[Stored entries]

==*==

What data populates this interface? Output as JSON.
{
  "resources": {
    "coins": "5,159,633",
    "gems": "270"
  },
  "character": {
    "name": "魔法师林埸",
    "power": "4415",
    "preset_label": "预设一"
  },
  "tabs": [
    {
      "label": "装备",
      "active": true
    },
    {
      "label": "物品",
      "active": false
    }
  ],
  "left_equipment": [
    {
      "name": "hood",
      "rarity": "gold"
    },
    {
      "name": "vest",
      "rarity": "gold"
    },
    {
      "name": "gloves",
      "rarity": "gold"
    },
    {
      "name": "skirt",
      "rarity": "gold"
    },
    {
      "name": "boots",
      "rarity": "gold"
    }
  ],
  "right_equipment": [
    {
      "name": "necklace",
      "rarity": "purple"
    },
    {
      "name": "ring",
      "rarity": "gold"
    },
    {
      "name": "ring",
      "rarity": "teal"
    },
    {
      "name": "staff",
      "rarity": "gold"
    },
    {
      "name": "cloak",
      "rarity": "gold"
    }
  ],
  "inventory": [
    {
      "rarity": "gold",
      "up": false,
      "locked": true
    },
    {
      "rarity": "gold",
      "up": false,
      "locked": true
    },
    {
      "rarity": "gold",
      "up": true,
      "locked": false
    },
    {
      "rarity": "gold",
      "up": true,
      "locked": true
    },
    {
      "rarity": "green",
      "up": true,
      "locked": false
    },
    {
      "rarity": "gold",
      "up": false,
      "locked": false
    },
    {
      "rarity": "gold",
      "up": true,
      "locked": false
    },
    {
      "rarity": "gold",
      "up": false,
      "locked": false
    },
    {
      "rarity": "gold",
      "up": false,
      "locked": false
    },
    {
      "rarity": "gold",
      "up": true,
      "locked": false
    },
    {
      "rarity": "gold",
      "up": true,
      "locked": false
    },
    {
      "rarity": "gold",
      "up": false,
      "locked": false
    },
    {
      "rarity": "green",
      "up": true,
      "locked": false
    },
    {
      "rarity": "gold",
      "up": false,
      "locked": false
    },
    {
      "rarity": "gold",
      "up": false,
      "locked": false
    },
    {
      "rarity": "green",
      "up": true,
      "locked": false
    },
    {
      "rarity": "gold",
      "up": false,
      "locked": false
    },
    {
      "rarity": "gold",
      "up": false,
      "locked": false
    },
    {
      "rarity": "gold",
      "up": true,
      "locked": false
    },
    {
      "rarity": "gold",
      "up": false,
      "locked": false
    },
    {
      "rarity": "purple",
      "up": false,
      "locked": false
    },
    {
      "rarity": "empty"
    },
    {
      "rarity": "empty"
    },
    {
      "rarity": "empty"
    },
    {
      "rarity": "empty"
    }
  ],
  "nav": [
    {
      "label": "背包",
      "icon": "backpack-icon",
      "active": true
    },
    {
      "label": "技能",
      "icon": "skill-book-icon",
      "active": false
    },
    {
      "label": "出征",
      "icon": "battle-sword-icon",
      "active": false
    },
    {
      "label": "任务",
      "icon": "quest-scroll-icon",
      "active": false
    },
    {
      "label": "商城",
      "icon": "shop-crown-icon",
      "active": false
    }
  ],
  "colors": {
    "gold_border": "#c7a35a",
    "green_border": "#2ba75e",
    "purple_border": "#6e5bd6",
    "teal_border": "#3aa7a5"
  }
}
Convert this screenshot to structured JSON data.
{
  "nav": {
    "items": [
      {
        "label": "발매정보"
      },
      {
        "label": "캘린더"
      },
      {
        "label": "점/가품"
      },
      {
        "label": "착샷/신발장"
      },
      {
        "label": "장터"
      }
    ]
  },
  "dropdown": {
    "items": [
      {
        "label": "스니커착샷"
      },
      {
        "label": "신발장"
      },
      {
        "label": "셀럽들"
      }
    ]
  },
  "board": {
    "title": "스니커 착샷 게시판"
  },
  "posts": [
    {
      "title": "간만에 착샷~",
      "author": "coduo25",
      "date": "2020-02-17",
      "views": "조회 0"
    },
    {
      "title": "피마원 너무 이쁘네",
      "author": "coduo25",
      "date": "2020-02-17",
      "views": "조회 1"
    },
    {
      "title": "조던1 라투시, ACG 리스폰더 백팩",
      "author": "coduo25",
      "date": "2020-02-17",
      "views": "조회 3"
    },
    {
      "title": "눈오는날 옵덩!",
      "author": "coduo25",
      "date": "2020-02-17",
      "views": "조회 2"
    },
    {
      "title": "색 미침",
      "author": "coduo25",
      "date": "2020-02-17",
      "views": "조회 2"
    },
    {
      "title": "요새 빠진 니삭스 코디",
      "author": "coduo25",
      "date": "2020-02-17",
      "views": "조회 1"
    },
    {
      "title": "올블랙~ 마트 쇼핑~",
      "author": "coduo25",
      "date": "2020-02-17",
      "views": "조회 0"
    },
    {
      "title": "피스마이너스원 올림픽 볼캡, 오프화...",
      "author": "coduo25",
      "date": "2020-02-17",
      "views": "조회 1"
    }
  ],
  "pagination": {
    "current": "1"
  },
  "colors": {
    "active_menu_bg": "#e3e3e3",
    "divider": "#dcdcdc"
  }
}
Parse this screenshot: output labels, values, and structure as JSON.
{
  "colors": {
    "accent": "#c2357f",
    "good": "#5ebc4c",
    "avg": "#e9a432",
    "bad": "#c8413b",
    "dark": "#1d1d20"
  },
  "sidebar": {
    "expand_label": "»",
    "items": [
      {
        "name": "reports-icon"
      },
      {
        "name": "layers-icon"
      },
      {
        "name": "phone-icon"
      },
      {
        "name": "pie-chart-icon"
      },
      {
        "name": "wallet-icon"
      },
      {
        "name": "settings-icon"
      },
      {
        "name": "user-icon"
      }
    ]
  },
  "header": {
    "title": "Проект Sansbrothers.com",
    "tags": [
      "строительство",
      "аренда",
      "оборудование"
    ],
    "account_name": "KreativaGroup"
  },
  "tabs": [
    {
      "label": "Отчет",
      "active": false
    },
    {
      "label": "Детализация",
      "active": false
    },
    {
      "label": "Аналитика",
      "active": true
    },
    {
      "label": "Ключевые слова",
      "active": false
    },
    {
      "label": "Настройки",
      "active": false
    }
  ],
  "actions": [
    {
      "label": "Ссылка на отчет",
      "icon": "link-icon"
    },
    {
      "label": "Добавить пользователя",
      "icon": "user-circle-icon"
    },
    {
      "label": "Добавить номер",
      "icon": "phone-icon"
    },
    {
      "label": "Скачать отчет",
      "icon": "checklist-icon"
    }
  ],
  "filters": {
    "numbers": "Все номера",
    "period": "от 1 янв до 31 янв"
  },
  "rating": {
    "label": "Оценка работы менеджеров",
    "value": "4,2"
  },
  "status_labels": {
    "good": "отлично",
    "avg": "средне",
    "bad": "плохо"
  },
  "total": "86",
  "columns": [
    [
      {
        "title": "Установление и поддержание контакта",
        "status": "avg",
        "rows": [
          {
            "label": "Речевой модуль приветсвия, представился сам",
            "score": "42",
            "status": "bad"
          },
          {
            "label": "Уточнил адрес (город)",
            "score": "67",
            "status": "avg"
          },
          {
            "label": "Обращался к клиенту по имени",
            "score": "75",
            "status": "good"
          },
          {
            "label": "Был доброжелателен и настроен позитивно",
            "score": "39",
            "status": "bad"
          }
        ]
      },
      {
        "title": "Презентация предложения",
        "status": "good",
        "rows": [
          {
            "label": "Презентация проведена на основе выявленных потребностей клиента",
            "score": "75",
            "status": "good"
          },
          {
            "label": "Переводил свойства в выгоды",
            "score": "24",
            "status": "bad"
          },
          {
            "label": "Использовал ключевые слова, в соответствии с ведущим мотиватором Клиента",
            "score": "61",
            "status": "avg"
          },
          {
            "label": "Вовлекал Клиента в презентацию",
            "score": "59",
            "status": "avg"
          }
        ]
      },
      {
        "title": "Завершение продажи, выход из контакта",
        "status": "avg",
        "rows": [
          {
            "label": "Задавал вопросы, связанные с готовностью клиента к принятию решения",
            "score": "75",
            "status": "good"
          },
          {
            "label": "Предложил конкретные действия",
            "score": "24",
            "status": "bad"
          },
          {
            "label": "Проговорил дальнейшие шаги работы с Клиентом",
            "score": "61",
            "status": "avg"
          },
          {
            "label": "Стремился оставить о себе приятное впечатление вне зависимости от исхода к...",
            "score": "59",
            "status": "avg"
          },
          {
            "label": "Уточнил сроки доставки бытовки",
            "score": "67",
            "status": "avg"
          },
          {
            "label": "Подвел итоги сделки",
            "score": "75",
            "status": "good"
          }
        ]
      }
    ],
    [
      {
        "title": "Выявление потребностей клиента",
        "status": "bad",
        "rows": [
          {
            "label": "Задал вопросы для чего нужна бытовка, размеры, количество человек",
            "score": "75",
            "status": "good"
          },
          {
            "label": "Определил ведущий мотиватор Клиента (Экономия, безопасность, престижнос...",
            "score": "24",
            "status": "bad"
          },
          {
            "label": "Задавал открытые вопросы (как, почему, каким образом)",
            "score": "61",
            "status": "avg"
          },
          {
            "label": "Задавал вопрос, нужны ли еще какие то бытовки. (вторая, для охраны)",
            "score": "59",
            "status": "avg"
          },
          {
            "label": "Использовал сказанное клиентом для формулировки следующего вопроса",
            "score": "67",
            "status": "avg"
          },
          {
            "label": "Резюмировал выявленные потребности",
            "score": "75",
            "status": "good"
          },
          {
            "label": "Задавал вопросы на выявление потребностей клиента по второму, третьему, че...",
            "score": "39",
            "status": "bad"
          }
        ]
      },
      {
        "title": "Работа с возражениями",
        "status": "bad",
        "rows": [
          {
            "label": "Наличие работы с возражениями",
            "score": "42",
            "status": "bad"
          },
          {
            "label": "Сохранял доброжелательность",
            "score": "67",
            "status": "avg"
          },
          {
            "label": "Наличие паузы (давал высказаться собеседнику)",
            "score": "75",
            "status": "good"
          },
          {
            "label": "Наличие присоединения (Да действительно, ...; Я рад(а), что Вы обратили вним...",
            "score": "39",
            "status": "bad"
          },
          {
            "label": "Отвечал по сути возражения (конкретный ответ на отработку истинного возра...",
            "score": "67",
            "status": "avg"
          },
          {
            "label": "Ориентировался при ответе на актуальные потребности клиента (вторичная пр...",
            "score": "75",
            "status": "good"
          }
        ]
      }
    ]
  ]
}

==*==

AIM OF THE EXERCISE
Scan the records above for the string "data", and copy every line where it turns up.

RESULT
What data populates this interface? Output as JSON.
Convert this screenshot to structured JSON data.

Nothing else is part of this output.